These examinations are, generally, done by some visual means. The written reports (or findings) of these examinations are, generally, used by lawyers. If the lawyer, then, wishes to pursue the issue further, in a court of law, the report is, generally, testified to by the examiner using exhibits of the visual findings.

Non-destructive, restorative techniques for documents that have aged and faded, or that have been obliterated by stains, or pigments, are done as well. Through imaging methods, fire damaged documents may be fully, or partially, restored to a more readable and much more stable state.

 

Some of the typical documents that are disputed might be:
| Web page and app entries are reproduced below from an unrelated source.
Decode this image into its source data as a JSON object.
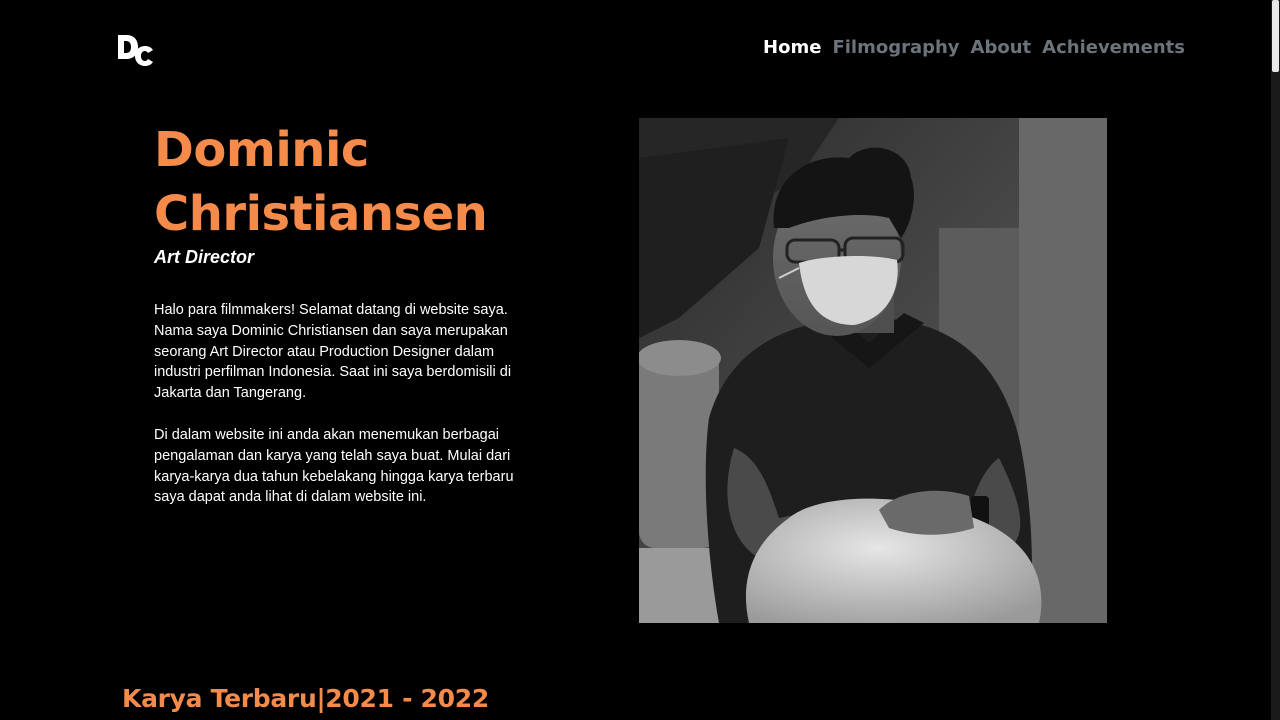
{
  "brand": {
    "logo_text": "DC"
  },
  "nav": {
    "items": [
      {
        "label": "Home",
        "active": true
      },
      {
        "label": "Filmography",
        "active": false
      },
      {
        "label": "About",
        "active": false
      },
      {
        "label": "Achievements",
        "active": false
      }
    ]
  },
  "hero": {
    "name_line1": "Dominic",
    "name_line2": "Christiansen",
    "role": "Art Director",
    "bio": [
      "Halo para filmmakers! Selamat datang di website saya. Nama saya Dominic Christiansen dan saya merupakan seorang Art Director atau Production Designer dalam industri perfilman Indonesia. Saat ini saya berdomisili di Jakarta dan Tangerang.",
      "Di dalam website ini anda akan menemukan berbagai pengalaman dan karya yang telah saya buat. Mulai dari karya-karya dua tahun kebelakang hingga karya terbaru saya dapat anda lihat di dalam website ini."
    ]
  },
  "works": {
    "title": "Karya Terbaru|2021 - 2022"
  },
  "colors": {
    "accent": "#f58b4a",
    "background": "#000000",
    "nav_active": "#ffffff",
    "nav_inactive": "#6c737b"
  }
}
  • Wills
  • Deeds
  • Codicils
  • Checks
  • Bills of sale, or contractual documents
  • Medical records
  • Credit card documents
  • Time cards
  • Anonymous notes
  • Insurance documents
  • Other legal documents - both governmental and non-governmental
  • Ransom notes and hold-up notes, etc.
  • Graffiti

Some typical types of examinations might be:

 

  • Comparing known handwriting for common authorship with unknown writing
  • Examination for signs of alteration within a document
  • Examining for insertions, substitutions, etc., in a document
  • Typewriter and checkwriter identification
  • Photo-copier identification
  • Examinations of computer generated documents for signs of alteration, or possible authentication problems, etc.

Some typical forensic visualization techniques might be:

 

  • Traditional (visible spectrum) imaging
  • Traditional copy, macro & photo-micrographic imaging - to include specialized lighting techniques
  • Visible spectrum filter work for color drop, or gain
  • Reflected infrared and infrared luminescent imaging (above the 700nm wavelength) for faded and obliterated documents, ink (and paper) differentiation and charred documents.
  • Reflected ultraviolet (below 400nm) and ultraviolet fluorescent imaging (ultraviolet excitation with visible wavelength capture) for paper examination, ink differentiation, signs of alterations, etc.
  • Transmitted light imaging for watermark identification
  • Oblique light imaging for disturbances and indented writing

If we may be of service to you in this field, please contact us at: docexams@forensicimaging.com.